## EXERCISE OBJECTIVE
Look for the word "JSON" in the material below. Copy each line that has it.

## SUPPLIED RECORDS
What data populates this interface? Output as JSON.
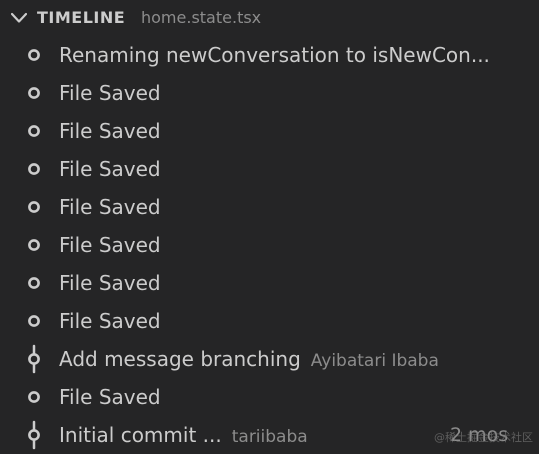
{
  "header": {
    "title": "TIMELINE",
    "file": "home.state.tsx"
  },
  "items": [
    {
      "label": "Renaming newConversation to isNewCon...",
      "author": "",
      "time": "",
      "kind": "local"
    },
    {
      "label": "File Saved",
      "author": "",
      "time": "",
      "kind": "local"
    },
    {
      "label": "File Saved",
      "author": "",
      "time": "",
      "kind": "local"
    },
    {
      "label": "File Saved",
      "author": "",
      "time": "",
      "kind": "local"
    },
    {
      "label": "File Saved",
      "author": "",
      "time": "",
      "kind": "local"
    },
    {
      "label": "File Saved",
      "author": "",
      "time": "",
      "kind": "local"
    },
    {
      "label": "File Saved",
      "author": "",
      "time": "",
      "kind": "local"
    },
    {
      "label": "File Saved",
      "author": "",
      "time": "",
      "kind": "local"
    },
    {
      "label": "Add message branching",
      "author": "Ayibatari Ibaba",
      "time": "",
      "kind": "commit"
    },
    {
      "label": "File Saved",
      "author": "",
      "time": "",
      "kind": "local"
    },
    {
      "label": "Initial commit ...",
      "author": "tariibaba",
      "time": "2 mos",
      "kind": "commit"
    }
  ],
  "watermark": "@稀土掘金技术社区",
  "colors": {
    "background": "#252526",
    "text": "#cccccc",
    "muted": "#8c8c8c"
  },
  "icons": {
    "header": "chevron-down-icon",
    "local": "circle-icon",
    "commit": "git-commit-icon"
  }
}
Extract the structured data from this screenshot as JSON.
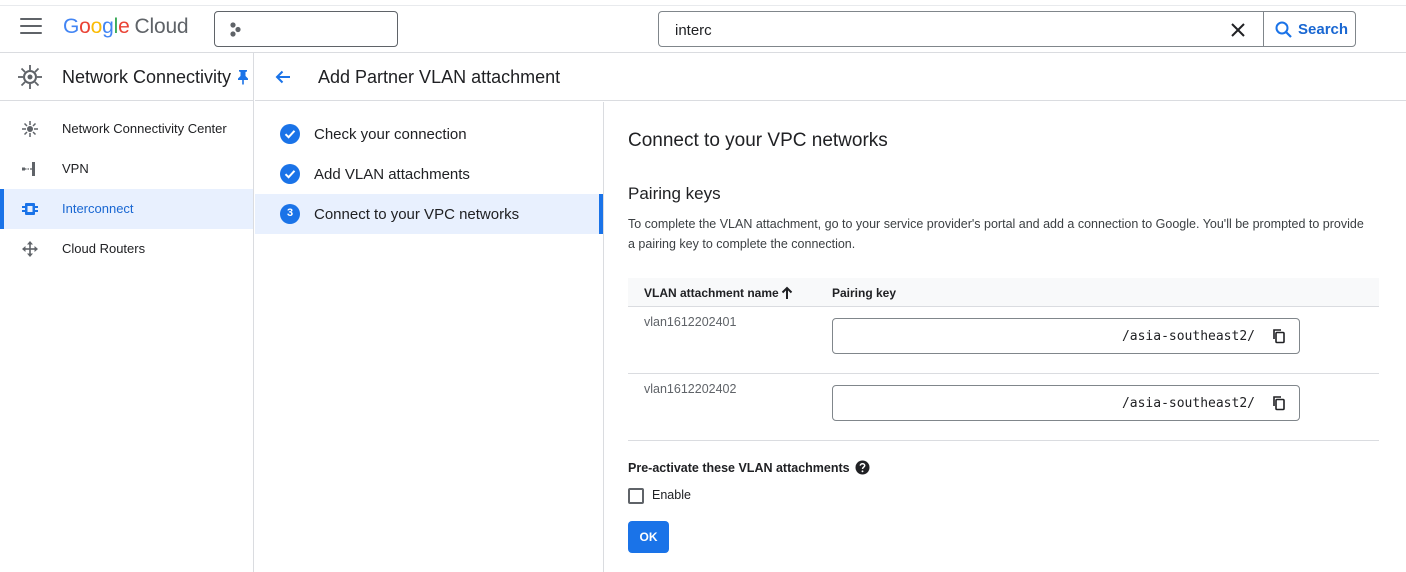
{
  "topbar": {
    "logo": {
      "letters": [
        "G",
        "o",
        "o",
        "g",
        "l",
        "e"
      ],
      "product": "Cloud"
    },
    "search": {
      "value": "interc",
      "button_label": "Search"
    }
  },
  "sidebar": {
    "title": "Network Connectivity",
    "items": [
      {
        "label": "Network Connectivity Center",
        "icon": "hub-icon",
        "active": false
      },
      {
        "label": "VPN",
        "icon": "vpn-icon",
        "active": false
      },
      {
        "label": "Interconnect",
        "icon": "interconnect-icon",
        "active": true
      },
      {
        "label": "Cloud Routers",
        "icon": "router-icon",
        "active": false
      }
    ]
  },
  "page": {
    "title": "Add Partner VLAN attachment"
  },
  "stepper": {
    "steps": [
      {
        "label": "Check your connection",
        "state": "done"
      },
      {
        "label": "Add VLAN attachments",
        "state": "done"
      },
      {
        "label": "Connect to your VPC networks",
        "state": "active",
        "number": "3"
      }
    ]
  },
  "main": {
    "heading": "Connect to your VPC networks",
    "subheading": "Pairing keys",
    "description": "To complete the VLAN attachment, go to your service provider's portal and add a connection to Google. You'll be prompted to provide a pairing key to complete the connection.",
    "table": {
      "col_name": "VLAN attachment name",
      "col_key": "Pairing key",
      "rows": [
        {
          "name": "vlan1612202401",
          "key": "/asia-southeast2/"
        },
        {
          "name": "vlan1612202402",
          "key": "/asia-southeast2/"
        }
      ]
    },
    "preactivate_label": "Pre-activate these VLAN attachments",
    "enable_label": "Enable",
    "ok_label": "OK"
  },
  "colors": {
    "accent": "#1a73e8",
    "active_bg": "#e8f0fe",
    "border": "#dadce0"
  }
}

## EXERCISE SOLUTION
What data populates this interface? Output as JSON.
Extract the structured data from this screenshot as JSON.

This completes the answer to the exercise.